Within this class, I was able to read many different books that combined the sci-fi genre with feminism. I was introduced to authors such as Octavia Butler, Margaret Atwood, and Suzette Haden Elgin. We read books such as “Native Tongue”,  “The Handmaid’s Tale”, and “The Female Man”. On top of these novels, we also read short stories, such as “Bloodchild”, “And I Awoke”, and “The Women Men Don’t See”. Although I had heard about Atwood, I was unaware of the stories present in this genre. Besides the literary analysis, we also discussed social concepts sci-fi fulfills.

3.The Rise of the Gothic Novel
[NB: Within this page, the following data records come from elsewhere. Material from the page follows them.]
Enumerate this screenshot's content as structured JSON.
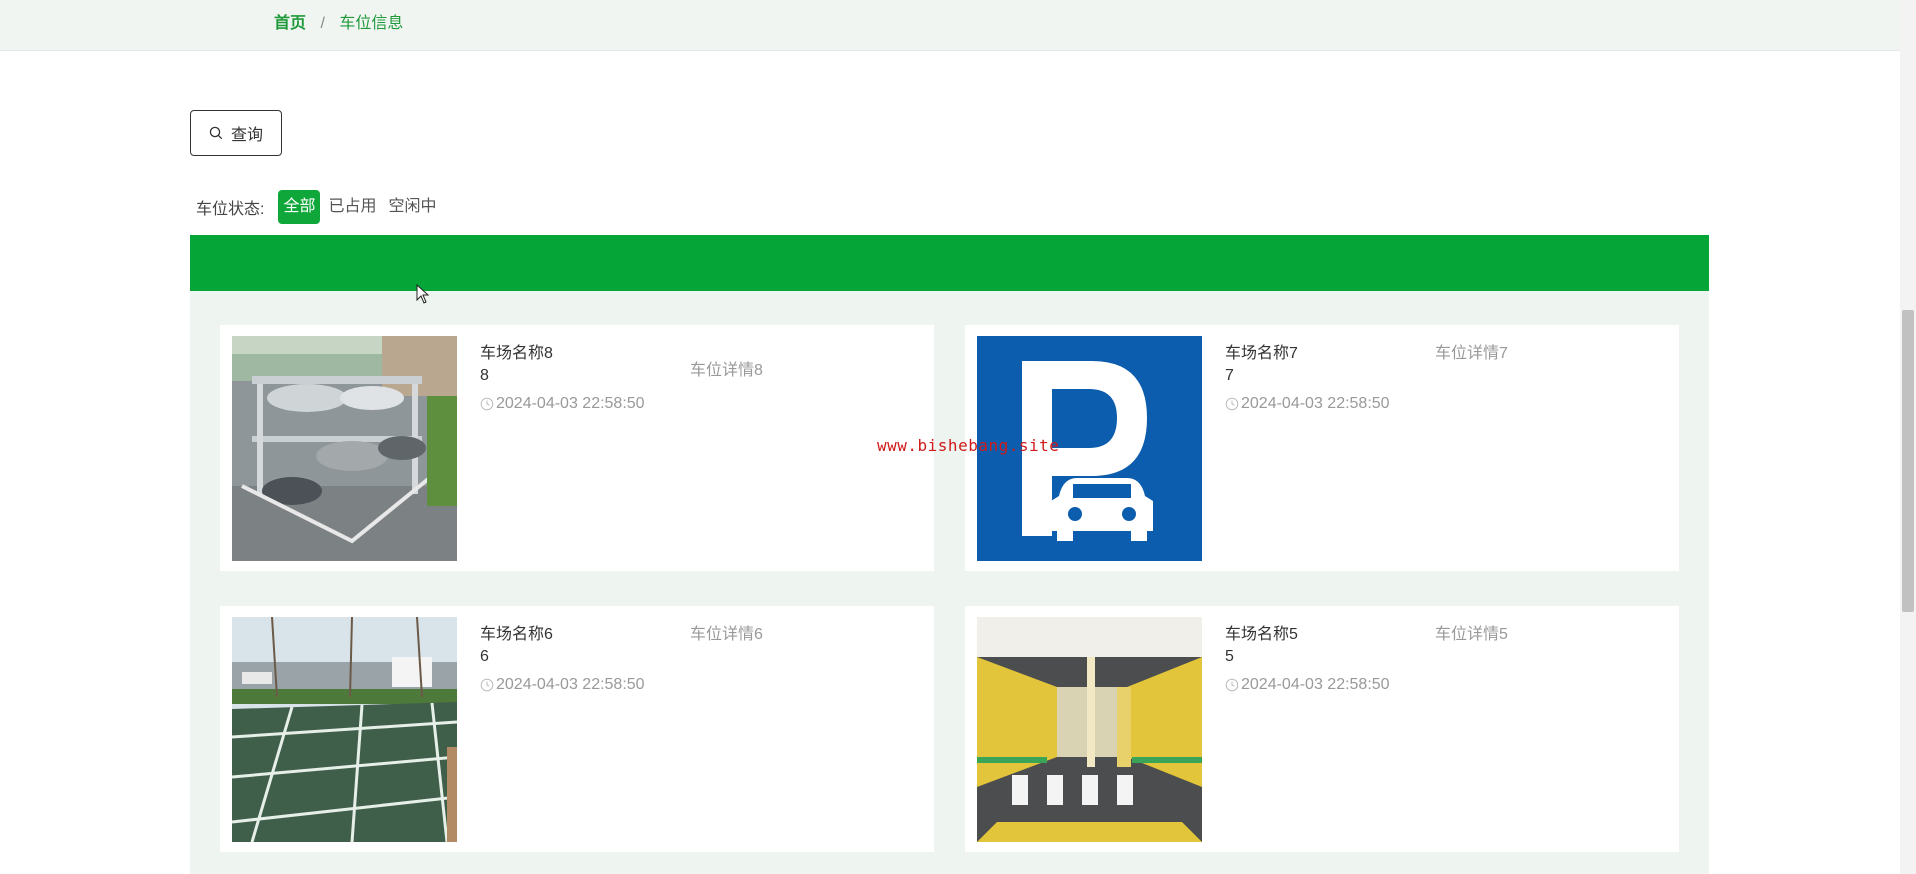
{
  "breadcrumb": {
    "home": "首页",
    "separator": "/",
    "current": "车位信息"
  },
  "search": {
    "label": "查询",
    "icon": "search-icon"
  },
  "status_filter": {
    "label": "车位状态:",
    "options": [
      "全部",
      "已占用",
      "空闲中"
    ],
    "active": "全部"
  },
  "cards": [
    {
      "name": "车场名称8",
      "number": "8",
      "time": "2024-04-03 22:58:50",
      "detail": "车位详情8"
    },
    {
      "name": "车场名称7",
      "number": "7",
      "time": "2024-04-03 22:58:50",
      "detail": "车位详情7"
    },
    {
      "name": "车场名称6",
      "number": "6",
      "time": "2024-04-03 22:58:50",
      "detail": "车位详情6"
    },
    {
      "name": "车场名称5",
      "number": "5",
      "time": "2024-04-03 22:58:50",
      "detail": "车位详情5"
    }
  ],
  "watermark": "www.bishebang.site",
  "colors": {
    "accent": "#05a637",
    "breadcrumb": "#1f9a3b",
    "watermark": "#d11b1b"
  }
}
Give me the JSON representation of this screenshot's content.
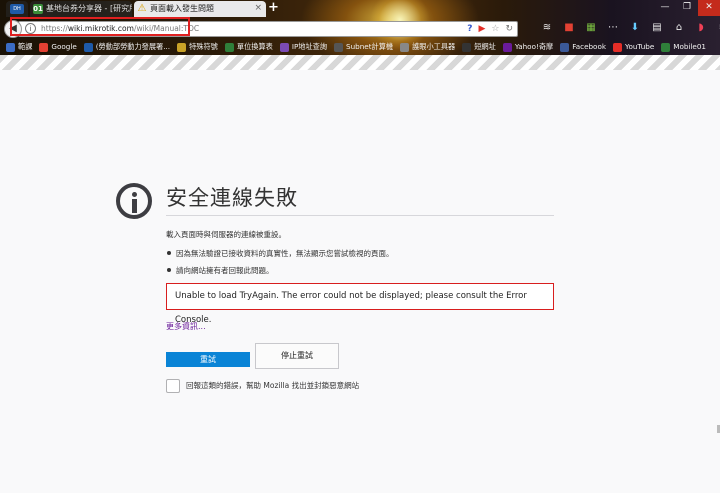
{
  "tabs": {
    "pinned": {
      "icon_text": "DH"
    },
    "tab1": {
      "label": "基地台券分享器 - [研究所] ...",
      "icon_text": "01"
    },
    "tab2": {
      "label": "頁面載入發生問題",
      "icon": "warning-icon"
    },
    "new_tab": "+"
  },
  "window_controls": {
    "minimize": "—",
    "maximize": "❐",
    "close": "✕"
  },
  "urlbar": {
    "prefix": "https://",
    "domain": "wiki.mikrotik.com",
    "path": "/wiki/Manual:TOC"
  },
  "bookmarks": [
    {
      "label": "範課",
      "color": "#3b6cc4"
    },
    {
      "label": "Google",
      "color": "#e34133"
    },
    {
      "label": "(勞動部勞動力發展署...",
      "color": "#1e5aa8"
    },
    {
      "label": "特殊符號",
      "color": "#c9a227"
    },
    {
      "label": "單位換算表",
      "color": "#2f7f3a"
    },
    {
      "label": "IP地址查詢",
      "color": "#7b4bb5"
    },
    {
      "label": "Subnet計算機",
      "color": "#555555"
    },
    {
      "label": "護眼小工具器",
      "color": "#888888"
    },
    {
      "label": "短網址",
      "color": "#333333"
    },
    {
      "label": "Yahoo!奇摩",
      "color": "#6a1b9a"
    },
    {
      "label": "Facebook",
      "color": "#3b5998"
    },
    {
      "label": "YouTube",
      "color": "#e52d27"
    },
    {
      "label": "Mobile01",
      "color": "#2f7f3a"
    }
  ],
  "error": {
    "title": "安全連線失敗",
    "description": "載入頁面時與伺服器的連線被重設。",
    "bullets": [
      "因為無法驗證已接收資料的真實性，無法顯示您嘗試檢視的頁面。",
      "請向網站擁有者回報此問題。"
    ],
    "console_message": "Unable to load TryAgain. The error could not be displayed; please consult the Error Console.",
    "more_info": "更多資訊...",
    "retry_label": "重試",
    "stop_label": "停止重試",
    "report_label": "回報這類的錯誤，幫助 Mozilla 找出並封鎖惡意網站"
  },
  "colors": {
    "primary_button": "#0a84d6",
    "highlight_border": "#d81e1e",
    "link": "#6a1b9a"
  }
}
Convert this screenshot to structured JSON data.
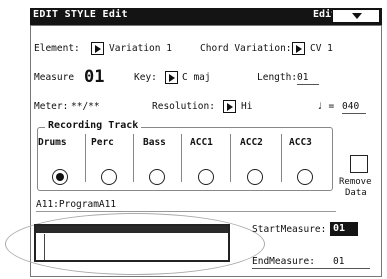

In this class, we read the classics “The Monk”, “The Italian”, and “Frankenstein”. Besides writing a paper about the sublime and Bildungsroman, we also discussed the historical development of literature at this time. The most important experience I take out of this class is the distinction between horror and terror. Horror is defined as something gruesome, vile, and gory, while terror never openly shows blood, but aims to terrify the reader or protagonist.